**What you are asked to do**
Filter the records, keeping every line that has the string "selector".

==== Data supplied ====

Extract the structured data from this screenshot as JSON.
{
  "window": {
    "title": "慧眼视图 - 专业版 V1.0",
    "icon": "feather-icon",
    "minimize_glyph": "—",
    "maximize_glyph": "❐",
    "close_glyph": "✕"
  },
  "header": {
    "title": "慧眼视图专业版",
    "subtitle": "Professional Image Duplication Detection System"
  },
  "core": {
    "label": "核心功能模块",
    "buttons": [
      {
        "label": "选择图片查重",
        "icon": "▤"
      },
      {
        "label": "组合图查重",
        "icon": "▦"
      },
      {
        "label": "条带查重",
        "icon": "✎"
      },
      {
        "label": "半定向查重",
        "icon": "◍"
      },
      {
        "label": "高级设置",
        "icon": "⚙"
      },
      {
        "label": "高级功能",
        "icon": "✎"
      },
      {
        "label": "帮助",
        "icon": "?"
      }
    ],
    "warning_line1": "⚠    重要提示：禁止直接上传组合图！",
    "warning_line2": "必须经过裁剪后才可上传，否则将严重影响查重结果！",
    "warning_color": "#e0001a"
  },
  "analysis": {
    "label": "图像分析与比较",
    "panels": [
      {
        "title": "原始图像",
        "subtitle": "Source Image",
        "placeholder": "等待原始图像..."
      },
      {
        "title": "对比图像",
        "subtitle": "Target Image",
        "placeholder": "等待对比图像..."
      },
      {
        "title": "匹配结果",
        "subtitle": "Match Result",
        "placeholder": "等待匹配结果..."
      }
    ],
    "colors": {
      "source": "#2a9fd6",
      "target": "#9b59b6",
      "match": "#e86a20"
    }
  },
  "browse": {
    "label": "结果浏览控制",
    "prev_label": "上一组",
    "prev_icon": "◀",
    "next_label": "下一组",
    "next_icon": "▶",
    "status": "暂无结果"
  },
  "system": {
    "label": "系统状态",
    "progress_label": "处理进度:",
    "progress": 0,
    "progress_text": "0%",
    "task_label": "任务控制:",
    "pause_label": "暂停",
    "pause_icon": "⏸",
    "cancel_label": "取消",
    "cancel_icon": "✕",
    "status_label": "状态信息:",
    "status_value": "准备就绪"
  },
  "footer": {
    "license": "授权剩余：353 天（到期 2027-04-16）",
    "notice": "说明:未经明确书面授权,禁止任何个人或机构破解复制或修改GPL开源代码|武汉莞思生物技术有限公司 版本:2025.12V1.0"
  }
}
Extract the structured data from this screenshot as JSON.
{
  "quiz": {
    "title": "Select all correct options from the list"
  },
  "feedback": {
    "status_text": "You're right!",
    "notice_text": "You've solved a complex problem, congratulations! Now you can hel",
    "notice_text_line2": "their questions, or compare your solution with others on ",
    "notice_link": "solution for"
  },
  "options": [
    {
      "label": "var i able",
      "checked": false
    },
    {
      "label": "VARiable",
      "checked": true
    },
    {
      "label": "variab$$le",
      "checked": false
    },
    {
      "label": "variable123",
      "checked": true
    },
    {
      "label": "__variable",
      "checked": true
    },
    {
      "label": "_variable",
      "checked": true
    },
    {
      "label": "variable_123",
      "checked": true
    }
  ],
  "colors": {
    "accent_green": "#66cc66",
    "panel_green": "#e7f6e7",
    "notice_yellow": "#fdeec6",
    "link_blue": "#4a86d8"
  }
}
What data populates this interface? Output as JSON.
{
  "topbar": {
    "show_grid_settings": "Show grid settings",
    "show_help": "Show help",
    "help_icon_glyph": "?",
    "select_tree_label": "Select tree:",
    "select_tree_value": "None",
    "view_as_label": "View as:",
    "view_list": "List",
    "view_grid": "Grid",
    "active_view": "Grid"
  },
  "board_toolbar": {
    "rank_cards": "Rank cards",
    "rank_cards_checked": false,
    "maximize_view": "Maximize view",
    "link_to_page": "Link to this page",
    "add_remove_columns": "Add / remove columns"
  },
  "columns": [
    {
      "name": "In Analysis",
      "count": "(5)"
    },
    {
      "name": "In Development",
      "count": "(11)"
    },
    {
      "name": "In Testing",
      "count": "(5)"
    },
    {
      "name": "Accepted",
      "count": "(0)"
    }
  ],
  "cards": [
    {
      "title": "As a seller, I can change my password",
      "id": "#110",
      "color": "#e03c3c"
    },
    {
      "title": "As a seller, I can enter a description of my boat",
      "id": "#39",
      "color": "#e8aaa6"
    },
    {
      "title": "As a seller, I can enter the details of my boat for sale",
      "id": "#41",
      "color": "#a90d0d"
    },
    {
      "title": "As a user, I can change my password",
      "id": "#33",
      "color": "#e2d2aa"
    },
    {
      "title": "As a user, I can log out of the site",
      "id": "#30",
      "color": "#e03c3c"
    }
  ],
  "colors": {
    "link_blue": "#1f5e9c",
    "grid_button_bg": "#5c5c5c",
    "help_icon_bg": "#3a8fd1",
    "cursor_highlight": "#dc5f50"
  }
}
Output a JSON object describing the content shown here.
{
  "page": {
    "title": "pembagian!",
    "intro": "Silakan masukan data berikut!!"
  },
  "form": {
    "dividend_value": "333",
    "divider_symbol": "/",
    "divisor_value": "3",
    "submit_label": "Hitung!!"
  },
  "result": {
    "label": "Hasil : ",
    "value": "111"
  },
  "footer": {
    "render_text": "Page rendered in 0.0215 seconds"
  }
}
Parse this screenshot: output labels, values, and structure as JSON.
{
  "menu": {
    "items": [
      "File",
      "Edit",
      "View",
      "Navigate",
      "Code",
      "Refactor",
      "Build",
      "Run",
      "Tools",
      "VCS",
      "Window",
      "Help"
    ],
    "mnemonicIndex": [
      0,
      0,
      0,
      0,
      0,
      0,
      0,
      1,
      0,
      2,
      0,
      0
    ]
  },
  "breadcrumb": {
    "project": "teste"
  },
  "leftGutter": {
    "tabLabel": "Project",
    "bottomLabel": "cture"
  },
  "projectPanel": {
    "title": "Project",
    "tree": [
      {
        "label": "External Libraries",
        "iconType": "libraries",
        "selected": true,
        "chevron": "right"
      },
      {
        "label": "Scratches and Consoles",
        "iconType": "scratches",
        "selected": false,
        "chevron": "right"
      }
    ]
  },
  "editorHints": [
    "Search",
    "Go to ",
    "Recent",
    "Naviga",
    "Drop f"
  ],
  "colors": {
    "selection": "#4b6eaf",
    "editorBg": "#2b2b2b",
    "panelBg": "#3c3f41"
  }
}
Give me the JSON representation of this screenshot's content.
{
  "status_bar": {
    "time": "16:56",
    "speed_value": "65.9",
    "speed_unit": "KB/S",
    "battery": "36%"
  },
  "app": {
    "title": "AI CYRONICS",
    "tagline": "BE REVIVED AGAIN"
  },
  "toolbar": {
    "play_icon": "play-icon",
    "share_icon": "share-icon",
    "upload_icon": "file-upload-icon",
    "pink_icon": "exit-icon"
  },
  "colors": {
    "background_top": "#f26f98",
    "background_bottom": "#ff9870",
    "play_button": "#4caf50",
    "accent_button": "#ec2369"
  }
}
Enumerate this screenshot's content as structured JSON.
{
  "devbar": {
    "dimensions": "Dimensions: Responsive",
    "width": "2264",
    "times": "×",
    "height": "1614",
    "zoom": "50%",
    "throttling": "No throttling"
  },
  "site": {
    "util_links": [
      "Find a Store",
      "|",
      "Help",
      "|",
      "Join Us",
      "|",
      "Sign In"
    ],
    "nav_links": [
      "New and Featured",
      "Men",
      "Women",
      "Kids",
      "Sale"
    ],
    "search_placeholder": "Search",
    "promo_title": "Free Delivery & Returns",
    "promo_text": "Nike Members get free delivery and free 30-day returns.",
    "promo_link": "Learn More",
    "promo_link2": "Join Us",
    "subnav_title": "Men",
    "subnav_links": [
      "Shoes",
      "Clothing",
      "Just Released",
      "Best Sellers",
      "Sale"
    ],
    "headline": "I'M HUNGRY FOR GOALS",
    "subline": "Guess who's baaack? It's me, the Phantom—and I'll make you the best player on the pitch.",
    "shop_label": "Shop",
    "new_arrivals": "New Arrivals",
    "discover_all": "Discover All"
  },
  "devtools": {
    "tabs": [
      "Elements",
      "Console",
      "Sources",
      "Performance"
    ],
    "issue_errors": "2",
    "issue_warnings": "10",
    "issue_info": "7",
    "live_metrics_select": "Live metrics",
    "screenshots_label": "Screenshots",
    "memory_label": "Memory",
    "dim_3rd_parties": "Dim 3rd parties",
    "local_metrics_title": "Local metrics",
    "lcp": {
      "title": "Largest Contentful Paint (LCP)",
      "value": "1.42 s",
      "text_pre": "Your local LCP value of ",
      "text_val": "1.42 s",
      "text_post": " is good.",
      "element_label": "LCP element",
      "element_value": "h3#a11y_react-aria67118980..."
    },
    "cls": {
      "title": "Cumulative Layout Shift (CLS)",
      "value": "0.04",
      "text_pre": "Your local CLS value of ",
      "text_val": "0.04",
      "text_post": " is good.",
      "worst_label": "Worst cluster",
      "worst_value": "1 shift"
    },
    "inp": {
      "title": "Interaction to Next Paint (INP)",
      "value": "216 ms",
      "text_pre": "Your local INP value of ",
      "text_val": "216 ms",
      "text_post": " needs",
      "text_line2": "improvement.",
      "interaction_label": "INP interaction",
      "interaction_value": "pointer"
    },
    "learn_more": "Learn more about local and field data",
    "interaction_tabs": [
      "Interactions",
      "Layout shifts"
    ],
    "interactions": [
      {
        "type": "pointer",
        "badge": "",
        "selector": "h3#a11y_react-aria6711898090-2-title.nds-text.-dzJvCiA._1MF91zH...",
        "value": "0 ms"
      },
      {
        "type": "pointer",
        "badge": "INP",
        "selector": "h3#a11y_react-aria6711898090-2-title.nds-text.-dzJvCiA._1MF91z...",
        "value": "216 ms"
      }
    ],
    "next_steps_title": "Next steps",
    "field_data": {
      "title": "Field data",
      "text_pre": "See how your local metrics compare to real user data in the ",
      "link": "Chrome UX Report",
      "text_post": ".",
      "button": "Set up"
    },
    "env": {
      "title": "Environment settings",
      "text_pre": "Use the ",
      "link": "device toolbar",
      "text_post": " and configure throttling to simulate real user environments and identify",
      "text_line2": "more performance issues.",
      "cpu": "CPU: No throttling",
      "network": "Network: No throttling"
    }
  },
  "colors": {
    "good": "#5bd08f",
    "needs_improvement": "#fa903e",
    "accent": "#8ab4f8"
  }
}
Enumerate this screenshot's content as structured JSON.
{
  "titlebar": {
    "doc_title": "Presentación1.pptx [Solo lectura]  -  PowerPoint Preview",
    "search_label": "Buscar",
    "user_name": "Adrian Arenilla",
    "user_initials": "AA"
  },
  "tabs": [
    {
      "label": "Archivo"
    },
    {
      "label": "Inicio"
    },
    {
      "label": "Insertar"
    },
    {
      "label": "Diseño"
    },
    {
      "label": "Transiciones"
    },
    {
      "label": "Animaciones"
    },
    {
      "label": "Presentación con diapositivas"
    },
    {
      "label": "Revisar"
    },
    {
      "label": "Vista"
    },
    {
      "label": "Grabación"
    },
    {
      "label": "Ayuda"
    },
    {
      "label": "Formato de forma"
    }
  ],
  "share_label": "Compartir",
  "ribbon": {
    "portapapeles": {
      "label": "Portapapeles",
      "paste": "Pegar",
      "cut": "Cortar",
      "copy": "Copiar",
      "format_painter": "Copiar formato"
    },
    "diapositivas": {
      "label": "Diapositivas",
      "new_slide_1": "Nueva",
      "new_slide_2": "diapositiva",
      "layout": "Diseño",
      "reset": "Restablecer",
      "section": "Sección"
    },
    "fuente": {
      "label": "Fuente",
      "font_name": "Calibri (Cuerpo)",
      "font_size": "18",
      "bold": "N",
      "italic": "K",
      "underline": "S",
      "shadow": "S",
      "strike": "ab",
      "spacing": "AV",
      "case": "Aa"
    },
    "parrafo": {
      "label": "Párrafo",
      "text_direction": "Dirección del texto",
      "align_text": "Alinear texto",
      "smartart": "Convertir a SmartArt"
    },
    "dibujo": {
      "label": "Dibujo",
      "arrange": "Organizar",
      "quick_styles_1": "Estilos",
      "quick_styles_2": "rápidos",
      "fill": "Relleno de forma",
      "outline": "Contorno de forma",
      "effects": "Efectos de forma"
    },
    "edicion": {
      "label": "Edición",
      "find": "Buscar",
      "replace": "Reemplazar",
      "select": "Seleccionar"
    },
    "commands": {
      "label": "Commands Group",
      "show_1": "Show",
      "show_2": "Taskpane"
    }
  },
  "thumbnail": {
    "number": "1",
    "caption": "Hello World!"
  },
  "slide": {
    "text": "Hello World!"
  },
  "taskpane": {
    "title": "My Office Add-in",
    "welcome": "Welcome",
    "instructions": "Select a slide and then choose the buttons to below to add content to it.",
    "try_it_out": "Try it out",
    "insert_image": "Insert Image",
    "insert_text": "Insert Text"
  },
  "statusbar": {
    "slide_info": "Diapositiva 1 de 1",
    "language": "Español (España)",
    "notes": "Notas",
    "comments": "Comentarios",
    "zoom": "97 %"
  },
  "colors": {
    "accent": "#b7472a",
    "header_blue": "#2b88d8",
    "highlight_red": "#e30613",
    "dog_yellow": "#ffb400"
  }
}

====

**Completed task**
        "selector": "h3#a11y_react-aria6711898090-2-title.nds-text.-dzJvCiA._1MF91zH...",
        "selector": "h3#a11y_react-aria6711898090-2-title.nds-text.-dzJvCiA._1MF91z...",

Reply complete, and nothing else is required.